Sunny Afternoon

From Wikipedia, the free encyclopedia
Jump to: navigation, search
This article is about the song. For the album, see Sunny Afternoon (compilation).
"Sunny Afternoon"
Single by The Kinks
from the album Face to Face
B-side "I'm Not Like Everybody Else"
Released 3 June 1966 (UK)
July 1966 (US)
Format 7" single (45 RPM)
Recorded 13 May 1966; Pye Studios (No.2), London
Genre Rock
Length 3:36
Label Pye 7N 17125 (UK)[1]
Reprise 0497 (US)
Writer(s) Ray Davies[1]
Producer(s) Shel Talmy[1]
The Kinks singles chronology
"Dedicated Follower of Fashion"
"Sunny Afternoon"
"Dead End Street"
(Non-UK, 1966)

"Sunny Afternoon" is a song by The Kinks, written by chief songwriter Ray Davies.[2] Like its contemporary "Taxman" by The Beatles, the song references the high levels of progressive tax taken by the British Labour government of Harold Wilson.[3][4] The track later featured on the Face to Face album as well as being the title track for their 1967 compilation album. The cover of this compilation features a psychedelic painted 1960 Buick designed by Binder, Edwards and Vaughn and painted in the street outside their studio on Gloucester Avenue, London NW1 in 1966. Its strong music hall flavour and lyrical focus was part of a stylistic departure for the band (begun with 1965's "A Well Respected Man"), which had risen to fame in 1964–65 with a series of hard-driving, power-chord rock hits.[1]

Released as a single on 3 June 1966, it went to No. 1 on the UK Singles Chart on 7 July 1966, remaining there for two weeks.[5] The track also went to No. 1 in Ireland on 18 July 1966. In America, it peaked at No. 14 on the Billboard Hot 100 pop singles chart early autumn 1966.[6] "Sunny Afternoon" was placed at No. 200 on Pitchfork Media's list of The 200 Greatest Songs of the 1960s.[7]

The promotional video for the single featured the band performing in a cold, snowy environment.

Cover versions[edit]
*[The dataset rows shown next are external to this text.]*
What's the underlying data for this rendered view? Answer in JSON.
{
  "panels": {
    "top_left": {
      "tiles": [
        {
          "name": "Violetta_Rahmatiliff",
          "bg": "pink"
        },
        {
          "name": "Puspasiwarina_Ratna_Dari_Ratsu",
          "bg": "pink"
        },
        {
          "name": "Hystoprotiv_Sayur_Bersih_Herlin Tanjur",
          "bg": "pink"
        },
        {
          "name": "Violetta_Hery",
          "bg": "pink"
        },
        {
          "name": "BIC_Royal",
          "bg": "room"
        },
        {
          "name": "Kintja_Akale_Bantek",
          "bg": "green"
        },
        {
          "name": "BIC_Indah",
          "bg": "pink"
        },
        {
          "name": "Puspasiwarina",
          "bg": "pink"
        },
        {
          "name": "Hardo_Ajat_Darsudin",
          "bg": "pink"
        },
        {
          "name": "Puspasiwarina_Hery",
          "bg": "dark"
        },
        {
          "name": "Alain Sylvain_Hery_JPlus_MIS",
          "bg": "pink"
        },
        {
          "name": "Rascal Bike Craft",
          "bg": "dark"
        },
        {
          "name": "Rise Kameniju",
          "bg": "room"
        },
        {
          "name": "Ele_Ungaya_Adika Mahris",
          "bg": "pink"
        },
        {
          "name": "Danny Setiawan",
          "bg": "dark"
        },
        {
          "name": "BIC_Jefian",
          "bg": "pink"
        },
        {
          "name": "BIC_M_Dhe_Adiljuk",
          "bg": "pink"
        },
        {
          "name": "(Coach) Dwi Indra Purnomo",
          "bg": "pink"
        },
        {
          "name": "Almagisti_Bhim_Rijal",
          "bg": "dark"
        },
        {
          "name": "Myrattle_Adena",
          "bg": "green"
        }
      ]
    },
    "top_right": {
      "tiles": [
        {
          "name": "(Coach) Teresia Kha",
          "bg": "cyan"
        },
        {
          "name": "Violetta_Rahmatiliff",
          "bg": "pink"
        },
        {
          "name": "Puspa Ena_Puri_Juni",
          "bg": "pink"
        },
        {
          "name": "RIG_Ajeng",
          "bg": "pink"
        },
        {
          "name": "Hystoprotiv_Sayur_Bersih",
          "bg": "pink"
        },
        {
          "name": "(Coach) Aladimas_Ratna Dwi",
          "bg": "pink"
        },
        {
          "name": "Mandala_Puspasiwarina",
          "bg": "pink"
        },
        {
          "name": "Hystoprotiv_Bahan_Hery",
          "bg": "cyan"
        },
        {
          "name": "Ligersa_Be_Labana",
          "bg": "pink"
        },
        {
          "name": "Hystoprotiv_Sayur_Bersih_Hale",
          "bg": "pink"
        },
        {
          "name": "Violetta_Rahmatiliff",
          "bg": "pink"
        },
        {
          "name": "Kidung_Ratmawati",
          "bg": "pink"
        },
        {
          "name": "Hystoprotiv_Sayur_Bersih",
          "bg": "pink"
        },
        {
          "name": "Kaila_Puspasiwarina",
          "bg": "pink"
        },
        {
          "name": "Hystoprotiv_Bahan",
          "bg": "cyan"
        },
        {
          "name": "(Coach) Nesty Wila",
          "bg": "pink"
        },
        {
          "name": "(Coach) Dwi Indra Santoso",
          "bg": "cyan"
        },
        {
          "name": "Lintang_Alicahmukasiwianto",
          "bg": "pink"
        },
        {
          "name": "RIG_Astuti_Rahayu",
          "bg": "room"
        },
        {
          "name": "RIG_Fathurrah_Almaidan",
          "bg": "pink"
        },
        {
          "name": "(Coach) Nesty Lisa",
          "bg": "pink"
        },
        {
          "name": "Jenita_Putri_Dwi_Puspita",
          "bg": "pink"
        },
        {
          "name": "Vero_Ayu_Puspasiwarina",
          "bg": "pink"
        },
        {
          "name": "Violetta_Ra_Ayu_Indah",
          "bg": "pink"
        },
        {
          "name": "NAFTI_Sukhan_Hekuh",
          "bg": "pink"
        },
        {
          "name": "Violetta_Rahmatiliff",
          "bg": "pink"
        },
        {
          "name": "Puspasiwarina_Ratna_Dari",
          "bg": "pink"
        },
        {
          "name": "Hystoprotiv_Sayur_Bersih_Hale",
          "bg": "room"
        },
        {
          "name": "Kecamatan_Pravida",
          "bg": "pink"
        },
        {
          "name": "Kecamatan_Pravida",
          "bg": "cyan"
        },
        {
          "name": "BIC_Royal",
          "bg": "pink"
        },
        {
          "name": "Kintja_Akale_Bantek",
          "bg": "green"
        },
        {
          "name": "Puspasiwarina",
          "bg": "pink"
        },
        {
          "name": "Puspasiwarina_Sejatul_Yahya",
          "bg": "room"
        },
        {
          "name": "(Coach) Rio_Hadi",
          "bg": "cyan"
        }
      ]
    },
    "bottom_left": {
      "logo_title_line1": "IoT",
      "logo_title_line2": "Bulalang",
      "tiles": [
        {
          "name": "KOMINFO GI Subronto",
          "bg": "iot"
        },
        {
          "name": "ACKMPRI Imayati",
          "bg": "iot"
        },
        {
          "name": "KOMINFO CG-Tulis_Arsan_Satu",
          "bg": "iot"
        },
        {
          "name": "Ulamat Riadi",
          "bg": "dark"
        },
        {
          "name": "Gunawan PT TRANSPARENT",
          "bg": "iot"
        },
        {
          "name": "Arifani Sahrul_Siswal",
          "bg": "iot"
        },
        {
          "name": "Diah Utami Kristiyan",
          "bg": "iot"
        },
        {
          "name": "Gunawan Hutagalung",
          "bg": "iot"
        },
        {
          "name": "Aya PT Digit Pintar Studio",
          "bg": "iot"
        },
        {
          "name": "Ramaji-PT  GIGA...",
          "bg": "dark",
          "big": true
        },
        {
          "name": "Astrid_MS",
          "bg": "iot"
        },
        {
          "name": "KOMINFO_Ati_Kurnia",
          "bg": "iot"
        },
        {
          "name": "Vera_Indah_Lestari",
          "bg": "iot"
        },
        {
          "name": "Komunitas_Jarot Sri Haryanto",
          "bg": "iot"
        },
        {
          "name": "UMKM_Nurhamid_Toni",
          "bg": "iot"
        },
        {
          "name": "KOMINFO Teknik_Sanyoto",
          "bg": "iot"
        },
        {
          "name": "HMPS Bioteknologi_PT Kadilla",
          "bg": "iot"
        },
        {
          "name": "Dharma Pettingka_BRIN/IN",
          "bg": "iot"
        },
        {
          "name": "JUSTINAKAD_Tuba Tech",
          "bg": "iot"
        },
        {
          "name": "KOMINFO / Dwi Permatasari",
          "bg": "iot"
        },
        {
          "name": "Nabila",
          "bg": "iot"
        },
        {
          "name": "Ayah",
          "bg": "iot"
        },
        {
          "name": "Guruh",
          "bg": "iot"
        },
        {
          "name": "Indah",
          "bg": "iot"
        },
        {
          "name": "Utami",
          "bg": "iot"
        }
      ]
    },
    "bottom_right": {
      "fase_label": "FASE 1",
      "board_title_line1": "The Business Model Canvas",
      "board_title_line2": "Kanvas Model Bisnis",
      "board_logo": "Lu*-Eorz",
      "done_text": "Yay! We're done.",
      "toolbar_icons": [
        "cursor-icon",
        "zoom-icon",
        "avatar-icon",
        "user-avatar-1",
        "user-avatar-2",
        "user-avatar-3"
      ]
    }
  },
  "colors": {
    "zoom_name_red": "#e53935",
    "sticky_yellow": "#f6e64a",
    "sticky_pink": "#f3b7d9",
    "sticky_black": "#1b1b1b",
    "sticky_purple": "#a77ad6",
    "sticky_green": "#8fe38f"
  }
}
The song has been covered by performers including The Standells on their 1967 album The Hot Ones!, Jan and Dean on their album Silver Summer (1985), Jimmy Buffett on his Fruitcakes album (1994), Arjen Anthony Lucassen on his Strange Hobby (1997), the Stereophonics on the DVD Live at Morfa Stadium (1999), Space singer Tommy Scott, in a duet with Tom Jones, on Jones' Reload album (1999), Bob Geldof, included on the four-CD compilation, Great Songs of Indifference (2005) and The Cat Empire performed the song for Triple J's "Like A Version" Series in 2009. Take That also used the backing music on the track "Kidz" from their 2010 album Progress. Drake Bell performed the song on The Ring Master[8] and on his 2014 album, Ready, Steady, Go! A gypsy swing cover of this song by the french group Opa Tsupa.


  1. ^ a b c d Rice, Jo (1982). The Guinness Book of 500 Number One Hits (1st ed.). Enfield, Middlesex: Guinness Superlatives Ltd. p. 102. ISBN 0-85112-250-7. 
  2. ^ "6 Music - Kins reunion exclusive". BBC. 4 October 2006. Retrieved 2014-04-06. 
  3. ^ MacDonald 2005, p. 200.
  4. ^ Everett 2010, p. 48.
  5. ^ "Bartley Gorman King of the Gypsies". Maxim. Retrieved 18 April 2011. 
  6. ^ "Billboard Hot 100". Billboard (Nielsen Company) 78 (40): 18. 1966. Retrieved 30 June 2011. 
  7. ^ "Staff Lists: The 200 Greatest Songs of the 1960s". Pitchfork. 2006-08-14. Retrieved 2014-04-06. 
  8. ^ "Drake Bell - Sunny Afternoon & Interview On The Ring Master". YouTube. 2013-11-21. Retrieved 2014-04-06. 

External links[edit]

Preceded by
"Paperback Writer" by The Beatles
UK number one single
7 July 1966 for two weeks
Succeeded by
"Get Away" by Georgie Fame & the Blue Flames